§ What is needed: The records below must be written out exactly, with every picture left behind.

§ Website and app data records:
★ ★ ★ ★

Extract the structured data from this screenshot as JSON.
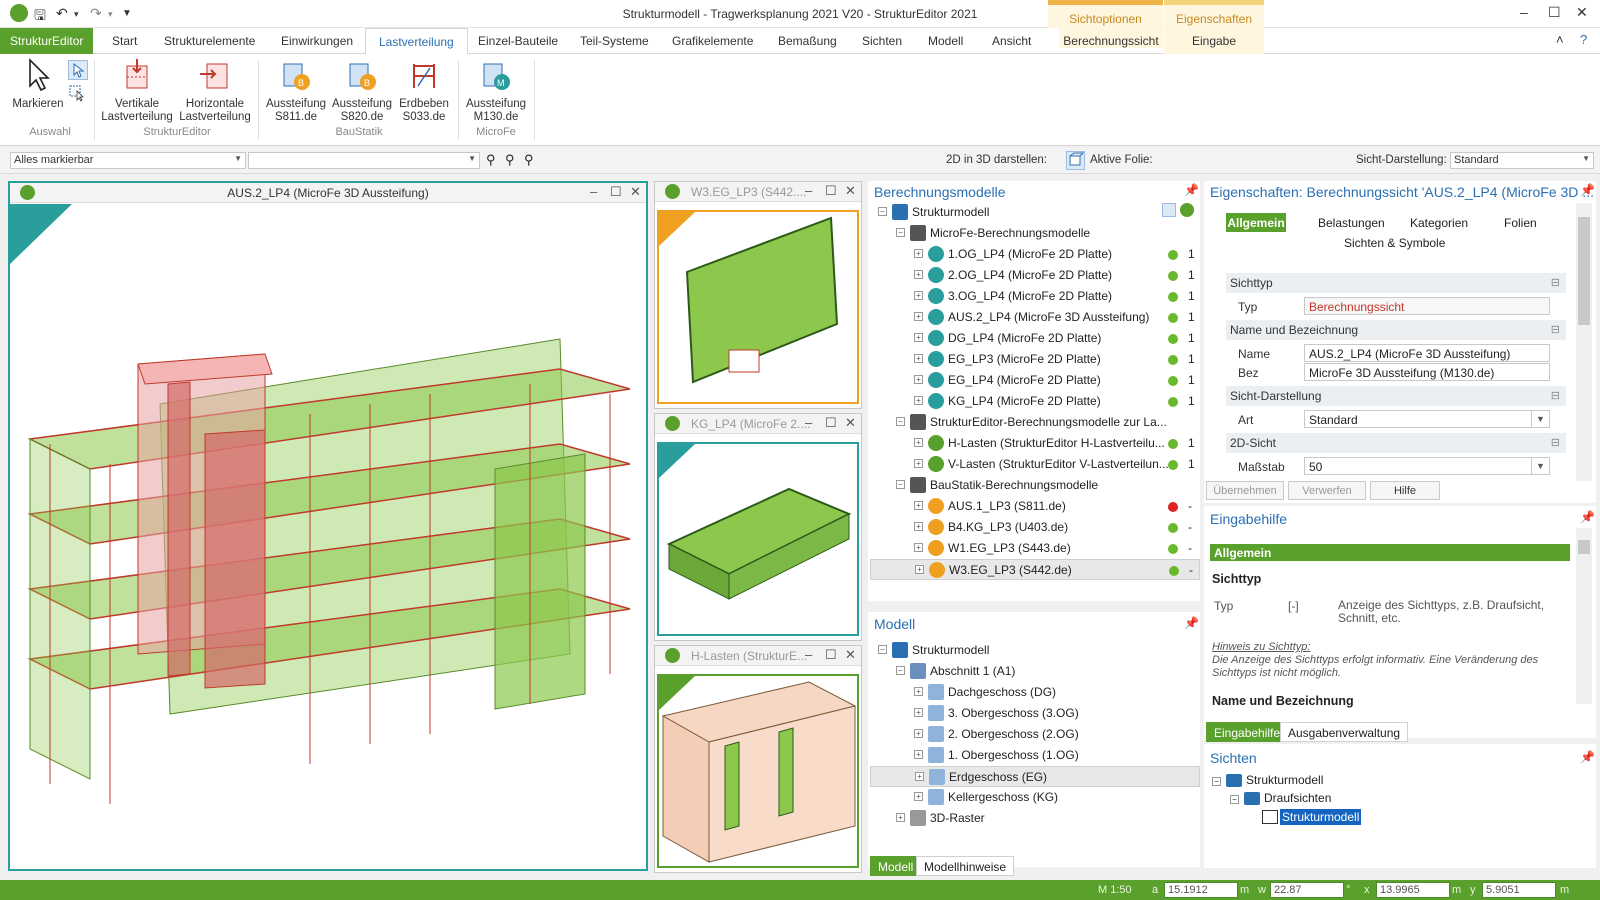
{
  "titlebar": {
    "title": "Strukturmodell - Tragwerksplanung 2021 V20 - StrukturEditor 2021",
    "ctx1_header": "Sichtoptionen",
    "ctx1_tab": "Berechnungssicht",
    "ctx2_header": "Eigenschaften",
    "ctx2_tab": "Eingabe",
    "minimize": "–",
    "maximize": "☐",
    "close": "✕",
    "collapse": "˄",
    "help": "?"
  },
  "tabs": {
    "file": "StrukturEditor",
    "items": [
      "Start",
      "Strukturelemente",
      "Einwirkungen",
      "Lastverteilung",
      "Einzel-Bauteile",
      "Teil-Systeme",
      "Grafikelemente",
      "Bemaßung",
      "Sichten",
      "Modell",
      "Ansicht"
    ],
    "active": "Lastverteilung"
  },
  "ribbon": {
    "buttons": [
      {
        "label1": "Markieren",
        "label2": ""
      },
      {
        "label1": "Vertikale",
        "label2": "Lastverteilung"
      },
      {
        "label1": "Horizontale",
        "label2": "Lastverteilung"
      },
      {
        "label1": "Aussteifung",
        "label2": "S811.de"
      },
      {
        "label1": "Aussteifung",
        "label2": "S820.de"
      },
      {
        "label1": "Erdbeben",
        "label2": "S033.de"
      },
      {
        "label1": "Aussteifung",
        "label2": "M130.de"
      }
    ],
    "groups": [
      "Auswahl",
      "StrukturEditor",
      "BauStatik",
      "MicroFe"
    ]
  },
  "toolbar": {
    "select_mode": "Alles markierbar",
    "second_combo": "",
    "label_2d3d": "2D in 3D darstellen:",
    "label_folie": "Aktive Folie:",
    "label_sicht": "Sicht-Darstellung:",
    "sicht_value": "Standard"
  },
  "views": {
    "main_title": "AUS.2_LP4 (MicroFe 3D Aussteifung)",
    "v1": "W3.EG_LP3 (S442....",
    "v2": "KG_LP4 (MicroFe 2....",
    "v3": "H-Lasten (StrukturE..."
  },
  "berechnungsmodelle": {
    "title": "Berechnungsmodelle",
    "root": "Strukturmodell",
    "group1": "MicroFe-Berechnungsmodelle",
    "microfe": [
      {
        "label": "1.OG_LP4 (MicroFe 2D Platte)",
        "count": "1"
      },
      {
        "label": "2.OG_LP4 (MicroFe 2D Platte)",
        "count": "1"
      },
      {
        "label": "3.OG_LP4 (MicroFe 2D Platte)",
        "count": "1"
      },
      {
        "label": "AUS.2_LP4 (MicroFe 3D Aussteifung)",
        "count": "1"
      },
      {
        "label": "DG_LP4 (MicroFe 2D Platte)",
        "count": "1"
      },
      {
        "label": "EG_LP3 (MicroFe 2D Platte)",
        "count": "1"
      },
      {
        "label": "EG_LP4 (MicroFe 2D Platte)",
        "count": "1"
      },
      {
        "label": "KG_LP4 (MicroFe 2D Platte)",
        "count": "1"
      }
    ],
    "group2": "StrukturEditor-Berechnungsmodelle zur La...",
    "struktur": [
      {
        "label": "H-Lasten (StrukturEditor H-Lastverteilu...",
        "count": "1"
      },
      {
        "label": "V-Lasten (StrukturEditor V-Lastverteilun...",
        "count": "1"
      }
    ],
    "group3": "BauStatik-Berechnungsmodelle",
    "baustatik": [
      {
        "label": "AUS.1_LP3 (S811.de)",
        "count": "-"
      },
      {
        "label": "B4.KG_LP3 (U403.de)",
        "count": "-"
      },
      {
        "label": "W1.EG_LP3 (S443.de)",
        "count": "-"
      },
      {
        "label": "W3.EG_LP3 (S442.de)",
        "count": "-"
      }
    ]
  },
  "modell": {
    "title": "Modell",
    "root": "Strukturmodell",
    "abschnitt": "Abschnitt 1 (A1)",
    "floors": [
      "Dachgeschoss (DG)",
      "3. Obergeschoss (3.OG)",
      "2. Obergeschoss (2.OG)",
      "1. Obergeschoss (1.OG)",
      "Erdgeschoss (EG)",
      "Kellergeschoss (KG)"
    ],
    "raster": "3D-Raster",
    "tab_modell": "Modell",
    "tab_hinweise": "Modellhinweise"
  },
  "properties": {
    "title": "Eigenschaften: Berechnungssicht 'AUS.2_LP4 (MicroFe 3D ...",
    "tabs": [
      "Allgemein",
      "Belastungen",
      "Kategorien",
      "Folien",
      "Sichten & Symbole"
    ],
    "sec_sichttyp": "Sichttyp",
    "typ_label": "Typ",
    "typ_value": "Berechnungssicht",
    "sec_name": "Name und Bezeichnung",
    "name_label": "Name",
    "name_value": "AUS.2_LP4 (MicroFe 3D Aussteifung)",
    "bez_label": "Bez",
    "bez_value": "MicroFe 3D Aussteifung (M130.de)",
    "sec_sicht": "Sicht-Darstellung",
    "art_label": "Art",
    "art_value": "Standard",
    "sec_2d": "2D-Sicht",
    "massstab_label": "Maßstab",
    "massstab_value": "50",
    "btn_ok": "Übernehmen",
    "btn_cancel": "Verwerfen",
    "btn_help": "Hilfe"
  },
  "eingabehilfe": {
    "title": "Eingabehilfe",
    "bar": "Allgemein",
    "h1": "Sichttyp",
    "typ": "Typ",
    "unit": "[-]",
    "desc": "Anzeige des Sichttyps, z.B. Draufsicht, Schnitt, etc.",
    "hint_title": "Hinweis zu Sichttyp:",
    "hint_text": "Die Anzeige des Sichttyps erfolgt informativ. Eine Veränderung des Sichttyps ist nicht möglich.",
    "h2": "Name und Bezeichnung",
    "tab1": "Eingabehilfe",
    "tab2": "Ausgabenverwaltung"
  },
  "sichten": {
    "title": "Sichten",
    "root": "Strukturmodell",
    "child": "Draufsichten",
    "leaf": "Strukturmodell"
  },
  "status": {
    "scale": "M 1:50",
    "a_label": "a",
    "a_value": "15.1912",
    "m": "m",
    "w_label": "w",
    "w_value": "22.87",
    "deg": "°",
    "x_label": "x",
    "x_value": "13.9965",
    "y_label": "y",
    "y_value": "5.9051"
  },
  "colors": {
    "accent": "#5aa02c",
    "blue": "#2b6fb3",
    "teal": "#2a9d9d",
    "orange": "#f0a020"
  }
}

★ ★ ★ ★

§ Output for this exercise:
Extract the structured data from this screenshot as JSON.
{
  "titlebar": {
    "title": "Strukturmodell - Tragwerksplanung 2021 V20 - StrukturEditor 2021",
    "ctx1_header": "Sichtoptionen",
    "ctx1_tab": "Berechnungssicht",
    "ctx2_header": "Eigenschaften",
    "ctx2_tab": "Eingabe",
    "minimize": "–",
    "maximize": "☐",
    "close": "✕",
    "collapse": "˄",
    "help": "?"
  },
  "tabs": {
    "file": "StrukturEditor",
    "items": [
      "Start",
      "Strukturelemente",
      "Einwirkungen",
      "Lastverteilung",
      "Einzel-Bauteile",
      "Teil-Systeme",
      "Grafikelemente",
      "Bemaßung",
      "Sichten",
      "Modell",
      "Ansicht"
    ],
    "active": "Lastverteilung"
  },
  "ribbon": {
    "buttons": [
      {
        "label1": "Markieren",
        "label2": ""
      },
      {
        "label1": "Vertikale",
        "label2": "Lastverteilung"
      },
      {
        "label1": "Horizontale",
        "label2": "Lastverteilung"
      },
      {
        "label1": "Aussteifung",
        "label2": "S811.de"
      },
      {
        "label1": "Aussteifung",
        "label2": "S820.de"
      },
      {
        "label1": "Erdbeben",
        "label2": "S033.de"
      },
      {
        "label1": "Aussteifung",
        "label2": "M130.de"
      }
    ],
    "groups": [
      "Auswahl",
      "StrukturEditor",
      "BauStatik",
      "MicroFe"
    ]
  },
  "toolbar": {
    "select_mode": "Alles markierbar",
    "second_combo": "",
    "label_2d3d": "2D in 3D darstellen:",
    "label_folie": "Aktive Folie:",
    "label_sicht": "Sicht-Darstellung:",
    "sicht_value": "Standard"
  },
  "views": {
    "main_title": "AUS.2_LP4 (MicroFe 3D Aussteifung)",
    "v1": "W3.EG_LP3 (S442....",
    "v2": "KG_LP4 (MicroFe 2....",
    "v3": "H-Lasten (StrukturE..."
  },
  "berechnungsmodelle": {
    "title": "Berechnungsmodelle",
    "root": "Strukturmodell",
    "group1": "MicroFe-Berechnungsmodelle",
    "microfe": [
      {
        "label": "1.OG_LP4 (MicroFe 2D Platte)",
        "count": "1"
      },
      {
        "label": "2.OG_LP4 (MicroFe 2D Platte)",
        "count": "1"
      },
      {
        "label": "3.OG_LP4 (MicroFe 2D Platte)",
        "count": "1"
      },
      {
        "label": "AUS.2_LP4 (MicroFe 3D Aussteifung)",
        "count": "1"
      },
      {
        "label": "DG_LP4 (MicroFe 2D Platte)",
        "count": "1"
      },
      {
        "label": "EG_LP3 (MicroFe 2D Platte)",
        "count": "1"
      },
      {
        "label": "EG_LP4 (MicroFe 2D Platte)",
        "count": "1"
      },
      {
        "label": "KG_LP4 (MicroFe 2D Platte)",
        "count": "1"
      }
    ],
    "group2": "StrukturEditor-Berechnungsmodelle zur La...",
    "struktur": [
      {
        "label": "H-Lasten (StrukturEditor H-Lastverteilu...",
        "count": "1"
      },
      {
        "label": "V-Lasten (StrukturEditor V-Lastverteilun...",
        "count": "1"
      }
    ],
    "group3": "BauStatik-Berechnungsmodelle",
    "baustatik": [
      {
        "label": "AUS.1_LP3 (S811.de)",
        "count": "-"
      },
      {
        "label": "B4.KG_LP3 (U403.de)",
        "count": "-"
      },
      {
        "label": "W1.EG_LP3 (S443.de)",
        "count": "-"
      },
      {
        "label": "W3.EG_LP3 (S442.de)",
        "count": "-"
      }
    ]
  },
  "modell": {
    "title": "Modell",
    "root": "Strukturmodell",
    "abschnitt": "Abschnitt 1 (A1)",
    "floors": [
      "Dachgeschoss (DG)",
      "3. Obergeschoss (3.OG)",
      "2. Obergeschoss (2.OG)",
      "1. Obergeschoss (1.OG)",
      "Erdgeschoss (EG)",
      "Kellergeschoss (KG)"
    ],
    "raster": "3D-Raster",
    "tab_modell": "Modell",
    "tab_hinweise": "Modellhinweise"
  },
  "properties": {
    "title": "Eigenschaften: Berechnungssicht 'AUS.2_LP4 (MicroFe 3D ...",
    "tabs": [
      "Allgemein",
      "Belastungen",
      "Kategorien",
      "Folien",
      "Sichten & Symbole"
    ],
    "sec_sichttyp": "Sichttyp",
    "typ_label": "Typ",
    "typ_value": "Berechnungssicht",
    "sec_name": "Name und Bezeichnung",
    "name_label": "Name",
    "name_value": "AUS.2_LP4 (MicroFe 3D Aussteifung)",
    "bez_label": "Bez",
    "bez_value": "MicroFe 3D Aussteifung (M130.de)",
    "sec_sicht": "Sicht-Darstellung",
    "art_label": "Art",
    "art_value": "Standard",
    "sec_2d": "2D-Sicht",
    "massstab_label": "Maßstab",
    "massstab_value": "50",
    "btn_ok": "Übernehmen",
    "btn_cancel": "Verwerfen",
    "btn_help": "Hilfe"
  },
  "eingabehilfe": {
    "title": "Eingabehilfe",
    "bar": "Allgemein",
    "h1": "Sichttyp",
    "typ": "Typ",
    "unit": "[-]",
    "desc": "Anzeige des Sichttyps, z.B. Draufsicht, Schnitt, etc.",
    "hint_title": "Hinweis zu Sichttyp:",
    "hint_text": "Die Anzeige des Sichttyps erfolgt informativ. Eine Veränderung des Sichttyps ist nicht möglich.",
    "h2": "Name und Bezeichnung",
    "tab1": "Eingabehilfe",
    "tab2": "Ausgabenverwaltung"
  },
  "sichten": {
    "title": "Sichten",
    "root": "Strukturmodell",
    "child": "Draufsichten",
    "leaf": "Strukturmodell"
  },
  "status": {
    "scale": "M 1:50",
    "a_label": "a",
    "a_value": "15.1912",
    "m": "m",
    "w_label": "w",
    "w_value": "22.87",
    "deg": "°",
    "x_label": "x",
    "x_value": "13.9965",
    "y_label": "y",
    "y_value": "5.9051"
  },
  "colors": {
    "accent": "#5aa02c",
    "blue": "#2b6fb3",
    "teal": "#2a9d9d",
    "orange": "#f0a020"
  }
}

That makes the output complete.